We suggest submitting your portfolio as a PDF document. This single document may include the required supporting documents within the portfolio or may reference the required additional documents which have been submitted as separate files. 

Only PDF, JPEG, MPEG Files will be considered for supporting documents.

Alternatively, you may wish to submit your entry in a different format, such as a video portfolio with a voice over discussing your work.

Your entry can be compressed into any recognised file format, but must be stored online utilising your own storage (via Dropbox, WeTransfer, etc), and must be made accessible to all (so the judges can access it)  via an email link which will not expire.

Please save all your documents with the following formats:

Documents:  Your Name – Document Title – ALPD Award 2023

(e.g John Smith – LX Plan – The Cherry Orchard – ALPD Awards 2024).

Email Subject: Your Name – ALPD Awards Submission 2024 .

Within your email, please include your name and contact details as well as the above link to your items. This should be sent to:

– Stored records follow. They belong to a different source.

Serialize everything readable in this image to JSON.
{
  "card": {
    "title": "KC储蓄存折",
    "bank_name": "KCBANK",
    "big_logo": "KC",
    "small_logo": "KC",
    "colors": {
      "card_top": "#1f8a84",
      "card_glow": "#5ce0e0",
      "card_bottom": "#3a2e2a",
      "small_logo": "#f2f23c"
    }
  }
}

Confirmation of your submission will be made when all the documents have been accessed and downloaded successfully prior to the deadline.

Finally, remember to credit the appropriate members of the team on the shows within your documents (Production Photographer, Director, Designers, Choreographers, Sound Designers, Etc).

Final Advice:

If you have any further questions or require any help and/or advice creating your digital portfolio, please don’t hesitate to get in contact via the email address.

There is also both the “Student ALPD” and “ALPD” Facebook pages which are filled with both young and long-established professionals who will all be able to help with ideas and/or suggestions for your entry.

It is imperative that all submissions strictly conform to the regulations set out above. The judging panel aim to provide feedback on all submissions where possible with a view for unsuccessful applicants to develop your portfolios for future professional use, as well as re-submitting the following year.

Please note that by submitting to the competition, you accept that all relevant personal and contact information may be made accessible to the organisers, The Association for Lighting Production and Design executive and where applicable, the judging panel. This extends to all future press releases and media produced in response to the Michael Northen Awards 2024.

Good Luck!